**ASSIGNED TASK**
Return a faithful copy of all the entries, omitting the images.

**RECORDS TO USE**
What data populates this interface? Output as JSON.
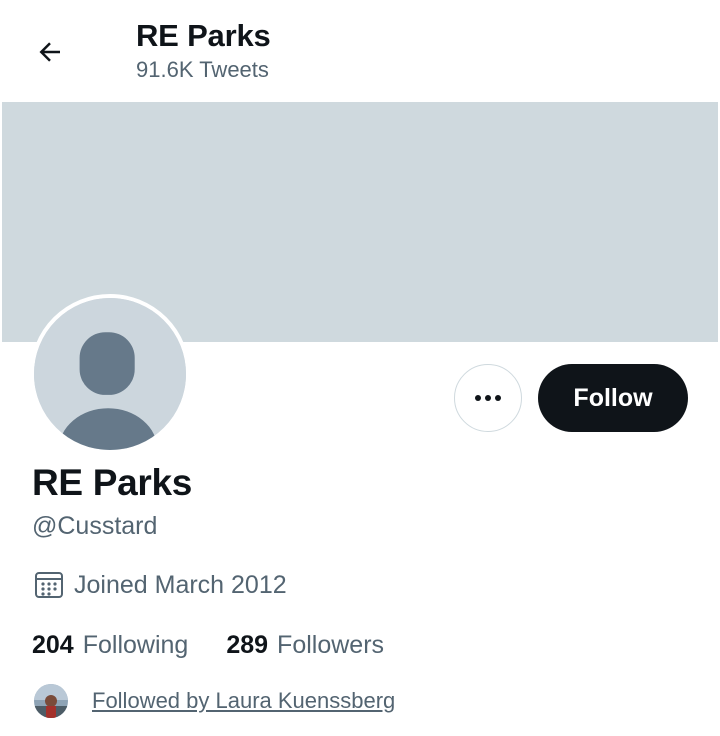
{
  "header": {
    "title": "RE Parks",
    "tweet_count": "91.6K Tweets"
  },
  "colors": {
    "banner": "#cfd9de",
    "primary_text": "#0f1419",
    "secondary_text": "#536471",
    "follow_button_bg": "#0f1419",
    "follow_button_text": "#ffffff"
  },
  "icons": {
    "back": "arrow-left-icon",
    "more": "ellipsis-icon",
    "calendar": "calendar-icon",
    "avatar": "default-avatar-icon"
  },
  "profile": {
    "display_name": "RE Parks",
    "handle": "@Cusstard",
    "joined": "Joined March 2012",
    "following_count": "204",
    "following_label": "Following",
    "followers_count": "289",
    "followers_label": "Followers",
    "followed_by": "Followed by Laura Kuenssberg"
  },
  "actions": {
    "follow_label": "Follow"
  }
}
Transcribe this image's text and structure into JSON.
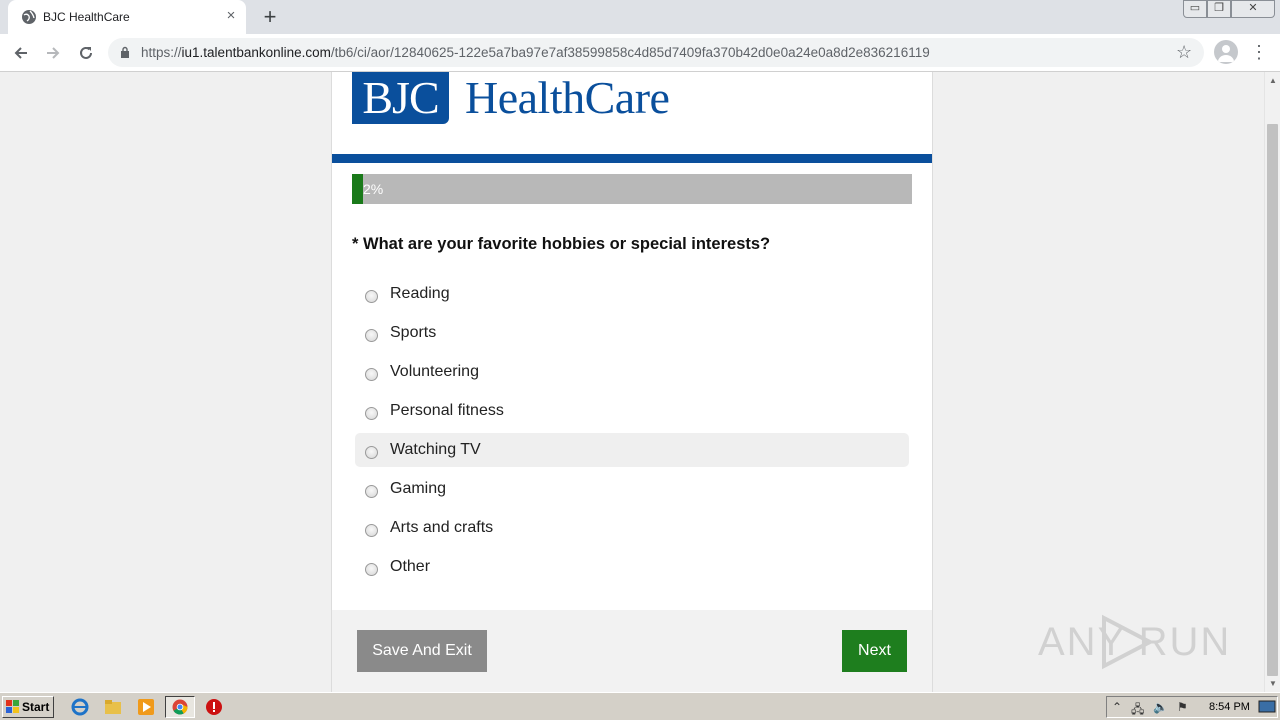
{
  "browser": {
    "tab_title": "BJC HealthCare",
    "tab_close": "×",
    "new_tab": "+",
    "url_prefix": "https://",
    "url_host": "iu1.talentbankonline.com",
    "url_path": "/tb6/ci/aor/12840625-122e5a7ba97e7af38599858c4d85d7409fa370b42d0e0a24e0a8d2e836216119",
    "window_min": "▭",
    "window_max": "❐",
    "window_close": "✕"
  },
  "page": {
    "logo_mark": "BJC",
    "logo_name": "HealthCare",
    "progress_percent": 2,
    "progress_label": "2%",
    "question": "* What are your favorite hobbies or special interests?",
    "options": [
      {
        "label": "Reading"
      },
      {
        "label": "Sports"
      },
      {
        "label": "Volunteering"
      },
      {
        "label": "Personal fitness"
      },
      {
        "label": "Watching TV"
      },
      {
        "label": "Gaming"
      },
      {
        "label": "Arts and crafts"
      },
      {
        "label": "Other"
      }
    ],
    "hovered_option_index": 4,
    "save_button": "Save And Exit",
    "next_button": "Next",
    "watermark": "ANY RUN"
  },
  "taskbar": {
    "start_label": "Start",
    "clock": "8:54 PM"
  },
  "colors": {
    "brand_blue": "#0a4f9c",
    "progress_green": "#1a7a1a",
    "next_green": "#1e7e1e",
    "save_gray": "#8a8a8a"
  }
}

**RESULT OF THIS TASK**
What data populates this interface? Output as JSON.
{
  "header": {
    "title": "RE Parks",
    "tweet_count": "91.6K Tweets"
  },
  "colors": {
    "banner": "#cfd9de",
    "primary_text": "#0f1419",
    "secondary_text": "#536471",
    "follow_button_bg": "#0f1419",
    "follow_button_text": "#ffffff"
  },
  "icons": {
    "back": "arrow-left-icon",
    "more": "ellipsis-icon",
    "calendar": "calendar-icon",
    "avatar": "default-avatar-icon"
  },
  "profile": {
    "display_name": "RE Parks",
    "handle": "@Cusstard",
    "joined": "Joined March 2012",
    "following_count": "204",
    "following_label": "Following",
    "followers_count": "289",
    "followers_label": "Followers",
    "followed_by": "Followed by Laura Kuenssberg"
  },
  "actions": {
    "follow_label": "Follow"
  }
}
Transcribe this image's text and structure into JSON.
{
  "browser": {
    "tab_title": "BJC HealthCare",
    "tab_close": "×",
    "new_tab": "+",
    "url_prefix": "https://",
    "url_host": "iu1.talentbankonline.com",
    "url_path": "/tb6/ci/aor/12840625-122e5a7ba97e7af38599858c4d85d7409fa370b42d0e0a24e0a8d2e836216119",
    "window_min": "▭",
    "window_max": "❐",
    "window_close": "✕"
  },
  "page": {
    "logo_mark": "BJC",
    "logo_name": "HealthCare",
    "progress_percent": 2,
    "progress_label": "2%",
    "question": "* What are your favorite hobbies or special interests?",
    "options": [
      {
        "label": "Reading"
      },
      {
        "label": "Sports"
      },
      {
        "label": "Volunteering"
      },
      {
        "label": "Personal fitness"
      },
      {
        "label": "Watching TV"
      },
      {
        "label": "Gaming"
      },
      {
        "label": "Arts and crafts"
      },
      {
        "label": "Other"
      }
    ],
    "hovered_option_index": 4,
    "save_button": "Save And Exit",
    "next_button": "Next",
    "watermark": "ANY RUN"
  },
  "taskbar": {
    "start_label": "Start",
    "clock": "8:54 PM"
  },
  "colors": {
    "brand_blue": "#0a4f9c",
    "progress_green": "#1a7a1a",
    "next_green": "#1e7e1e",
    "save_gray": "#8a8a8a"
  }
}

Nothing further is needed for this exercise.